Rich understood that the way to make money was to build a better mousetrap, and he spent his first two years of college studying mechanical engineering trying to do just that. Sadly, the fine art of invention was not for him: the Rube Goldberg contraption he eventually created was entirely too complicated for practical rodent control, and his professors urged him to explore other fields. It was then that he switched majors and discovered his true calling: real estate.

Even before graduation he had closed on his first property, snapping up a parcel of land over on Mediterranean Avenue. When he invited me over to see the joint, I told him candidly that I thought it was a dump. I was even more dismayed when I heard he had purchased the place on Baltic as well. And when I saw the shoddy houses he slapped up—each painted an identical shade of bright green—I was sure he’d be bankrupt by year’s end.

But I guess that shows how much I know about business! Every house he built was rented immediately. And the more homes he built, the higher he would raise the rents. He went on a real-estate spree, purchasing tracts of land over on Tennessee Avenue, St. Charles Place. Soon he got into the hostelry business, erecting his trademark scarlet hotels all over town. Sure they were dives—people called them ‘Crimson Flops’—but that didn’t prevent him from making a killing.

It was at the height of his career when he took his fateful trip to Africa. He had adopted Big Game Hunting as a hobby, and had invited me to accompany him to the Savannah. His goal was to bag a Hippopotamus, and we spotted several emaciated specimens drinking at a watering hole.
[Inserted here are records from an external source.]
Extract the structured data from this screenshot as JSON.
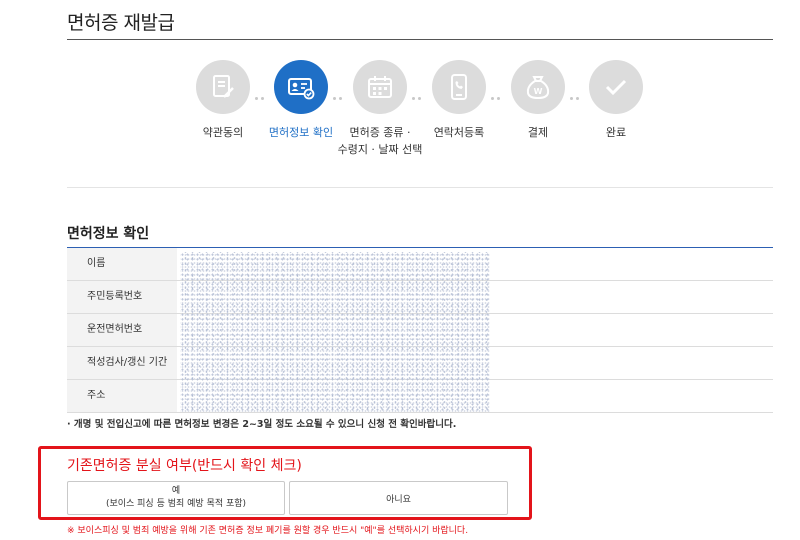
{
  "page": {
    "title": "면허증 재발급"
  },
  "steps": [
    {
      "label": "약관동의",
      "icon": "document-pen-icon",
      "active": false
    },
    {
      "label": "면허정보 확인",
      "icon": "id-card-check-icon",
      "active": true
    },
    {
      "label": "면허증 종류 · 수령지 · 날짜 선택",
      "label_line1": "면허증 종류 ·",
      "label_line2": "수령지 · 날짜 선택",
      "icon": "calendar-icon",
      "active": false
    },
    {
      "label": "연락처등록",
      "icon": "phone-icon",
      "active": false
    },
    {
      "label": "결제",
      "icon": "money-bag-icon",
      "active": false
    },
    {
      "label": "완료",
      "icon": "checkmark-icon",
      "active": false
    }
  ],
  "license_info": {
    "title": "면허정보 확인",
    "rows": [
      {
        "label": "이름"
      },
      {
        "label": "주민등록번호"
      },
      {
        "label": "운전면허번호"
      },
      {
        "label": "적성검사/갱신 기간"
      },
      {
        "label": "주소"
      }
    ],
    "notice": "· 개명 및 전입신고에 따른 면허정보 변경은 2~3일 정도 소요될 수 있으니 신청 전 확인바랍니다."
  },
  "lost_check": {
    "title": "기존면허증 분실 여부(반드시 확인 체크)",
    "yes_label": "예",
    "yes_sub": "(보이스 피싱 등 범죄 예방 목적 포함)",
    "no_label": "아니요",
    "warning": "※ 보이스피싱 및 범죄 예방을 위해 기존 면허증 정보 폐기를 원할 경우 반드시 \"예\"를 선택하시기 바랍니다."
  },
  "colors": {
    "accent": "#1f6fc6",
    "step_inactive": "#dcdcdc",
    "alert": "#e3141a"
  }
}
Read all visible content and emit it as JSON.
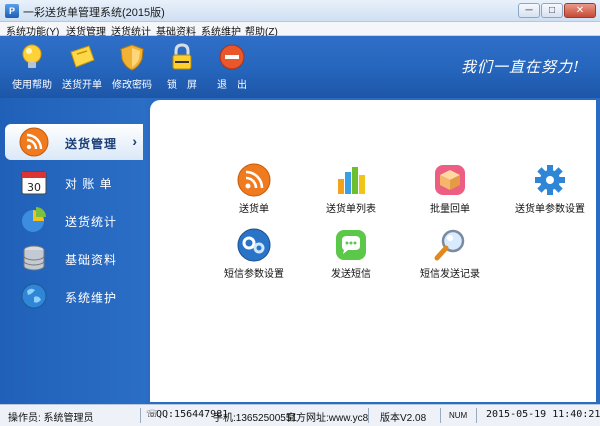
{
  "window": {
    "title": "一彩送货单管理系统(2015版)",
    "minimize": "─",
    "maximize": "□",
    "close": "✕"
  },
  "menu": [
    {
      "label": "系统功能(Y)"
    },
    {
      "label": "送货管理"
    },
    {
      "label": "送货统计"
    },
    {
      "label": "基础资料"
    },
    {
      "label": "系统维护"
    },
    {
      "label": "帮助(Z)"
    }
  ],
  "toolbar": {
    "items": [
      {
        "label": "使用帮助",
        "icon": "lightbulb-icon"
      },
      {
        "label": "送货开单",
        "icon": "ticket-icon"
      },
      {
        "label": "修改密码",
        "icon": "shield-icon"
      },
      {
        "label": "锁　屏",
        "icon": "lock-icon"
      },
      {
        "label": "退　出",
        "icon": "exit-icon"
      }
    ],
    "slogan": "我们一直在努力!"
  },
  "sidebar": {
    "items": [
      {
        "label": "送货管理",
        "icon": "rss-icon",
        "active": true
      },
      {
        "label": "对 账 单",
        "icon": "calendar-icon"
      },
      {
        "label": "送货统计",
        "icon": "pie-chart-icon"
      },
      {
        "label": "基础资料",
        "icon": "database-icon"
      },
      {
        "label": "系统维护",
        "icon": "globe-icon"
      }
    ],
    "active_chevron": "›"
  },
  "functions": [
    {
      "label": "送货单",
      "icon": "rss-icon"
    },
    {
      "label": "送货单列表",
      "icon": "bar-chart-icon"
    },
    {
      "label": "批量回单",
      "icon": "box-icon"
    },
    {
      "label": "送货单参数设置",
      "icon": "gear-icon"
    },
    {
      "label": "短信参数设置",
      "icon": "gears-icon"
    },
    {
      "label": "发送短信",
      "icon": "chat-icon"
    },
    {
      "label": "短信发送记录",
      "icon": "magnifier-icon"
    }
  ],
  "status": {
    "operator": "操作员: 系统管理员",
    "qq": "QQ:156447981",
    "phone": "手机:13652500551",
    "website": "官方网址:www.yc8",
    "version": "版本V2.08",
    "num": "NUM",
    "datetime": "2015-05-19 11:40:21"
  },
  "colors": {
    "toolbar_blue": "#2565bc",
    "sidebar_blue": "#2060b8",
    "accent_orange": "#f07b1e"
  }
}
I thought he had lost his marbles when he waded right into the pond, but he kept saying he wanted to get the best possible shot. And just as he took aim at one of the beasts, he was viciously assaulted. The famine had left these creatures so ravenous that they attacked him from all sides, swallowing every yard of clothing and pound of flesh they could tear from his body. I tried to reach him, but I was driven back. The hippos were hungry … so very, very hungry.

Rich was near death when I was finally able to carry him to the jeep and drive him to the regional hospital. I knew his chances were slim, but I held out all hope that he could be saved. The doctor went to work immediately, removing his breadbasket, his funny bone, and the butterfly in his stomach. But the surgeon’s hand slipped at a critical moment, and when I heard the buzzer I knew we had lost him.

And in a sense, we had—he was clinically dead for well over a minute. When the doctors finally revived him, Rich spoke of a magical place he had visited, a land full of Peppermint Forests, Peanut Brittle Houses, and Molasses Swamps. He had been traveling toward a bright light, he claimed, but had taken a shortcut through the Gumdrop Mountains and found himself back on Earth.

It’s not exaggeration to say that Richard’s ‘death’ was the best thing that ever happened to him. He swore off business entirely, deciding instead to focus on the things that really mattered to him: family and friends. His accident reminded him that the pursuit of wealth and power was a sucker’s game, a chimera; he realized that just at the moment when you were close to reaching your goal, something could come along and bump you right back to where you started without so much as a ‘sorry.’

And so he spent the rest of his life in the company of those who loved him, inviting friends and former business associates to come stay at his Millionaire Mansion. Well, apparently not all of his guests loved him. I’ll never forget the moment when I entered the Conservatory through the secret passageway from the Lounge, and found his lifeless corpse laying there beside the bloody candlestick. To this day the police don’t know who committed this heinous crime—I’ve always suspected the Professor, myself—and the case remains officially unsolved.

And so we gather today to pay our final respects to this great man. He may have began as a scoundrel, but as he grew older and wiser Richard Boddy became one of those rare people who are able to appreciate life not for what it brought, but for what it was. Richard finally recognized that life is a game: the point is not to win, but simply to enjoy playing.

Matthew Baldwin dedicates this essay to Sid Sackson, 1920–2002.